As America’s envoy, Franklin set up a small printing office at Passy that grew into a full-blown diplomatic press. He printed Information to Those Who Would Remove to America and Remarks Concerning the Savages of North America in both French and English. These engaging and thought provoking essays were printed together in London in 1784 as Two Tracts. Subsequent editions soon appeared in Dublin, France, Italy, and Germany.
The London edition of Two Tracts was set in Caslon types as is this new edition. Stephenson-Blake promoted this Caslon as being “cast entirely from matrices produced from punches engraved in the eighteenth century by William Caslon.”
From Gutenberg’s time until the end of the eighteenth century, printers followed the manuscript convention of employing a long ‘s’ initially and medially in a word and using the short ‘s’ terminally. This new edition of Two Tracts is taken diredtly from the 1784 London edition. The same Caslon types are handsest. The long ‘s’ with all its legatures, the capping scheme, the catch-words, and the signature indicators are all retained allowing the modern reader the opportunity to enjoy these widely circulated Tracts in their original eighteenth-century attire.
Octavo, 64pp. One hundred numbered copies have been printed in three colors. The first ten copies are quarter-bound in leather and slipcased at $240.00, the next twenty copies are quarter-bound in leather at $190.00, and seventy copies are quarter-bound in cloth at $150.00.

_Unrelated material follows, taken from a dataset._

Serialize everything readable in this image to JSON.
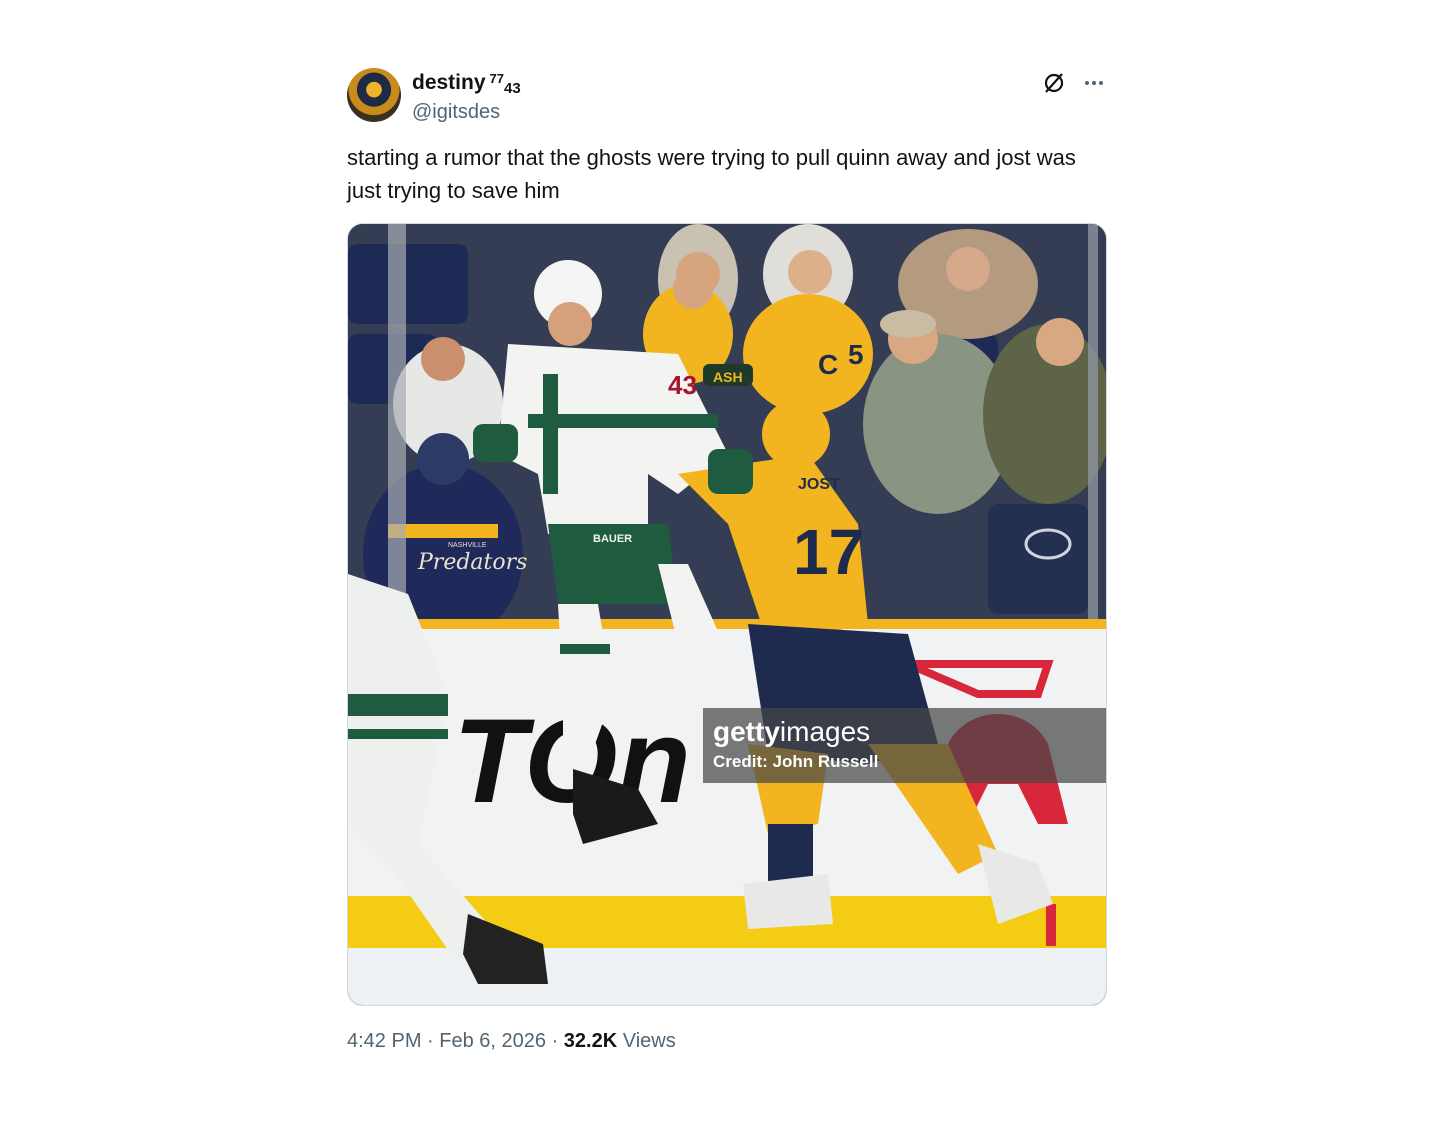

For further information (and to see some images of Two Tracts), visit The Printery online at www.theprinterybooks.com; to order a copy or to otherwise contact the press, you can send an e-mail to firstname.lastname@example.org.